It wouldn’t be a normal week in the NHL if there were no controversial plays. This week, there were two decisions made by referees that directly impacted the game. The first one took place on Tuesday night, during the same game as the double-fight. With only three seconds to go, the Rangers appeared to have scored to tie the Devils at one apiece. Immediately, the referees ruled it a no-goal, and gave a penalty to Marian Gaborik. However, it appears to be that Volchenkov pushed Gaborik into Martin Brodeur, and that the goal should have counted. While this was a grey area, it yet again called for the implementation of video review, to make sure that all calls like these are called properly. Read Puck Daddy’s take on the situation, written by Greg Wyshynski.
The second controversial call of the week wasn’t even a call at all. On Wednesday, the Carolina Hurricanes and the Anaheim Ducks battled at the Honda Center. After 60 minutes, the game remained tied and overtime was needed. Just over two minutes into the extra frame, Corey Perry blatantly tripped Jussi Jokinen behind the net. No penalty was called, Perry got the puck, and scored to win the game. Kerry Fraser did not even attempt to sugarcoat this blown call, addressing this in his blog on TSN.ca.
“There is no sugar coating my explanation on this play. Corey Perry tripped Jussi Jokinen with an active stick to the back of Jussi’s skates.
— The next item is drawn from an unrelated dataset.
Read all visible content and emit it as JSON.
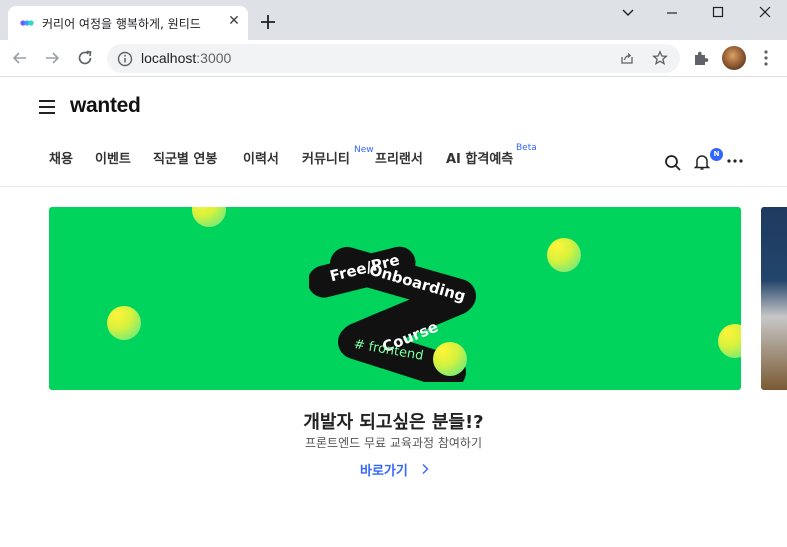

Perry should have been in the penalty box instead of slapping the one timer into the back of the net past Cam Ward for the OT win.”
The NHL has some fine officiating, but having calls such as these not getting called ruins the integrity of the sport, and directly affects the outcome of the match.
Play of the Week: Bobby Lou’s Leg Kick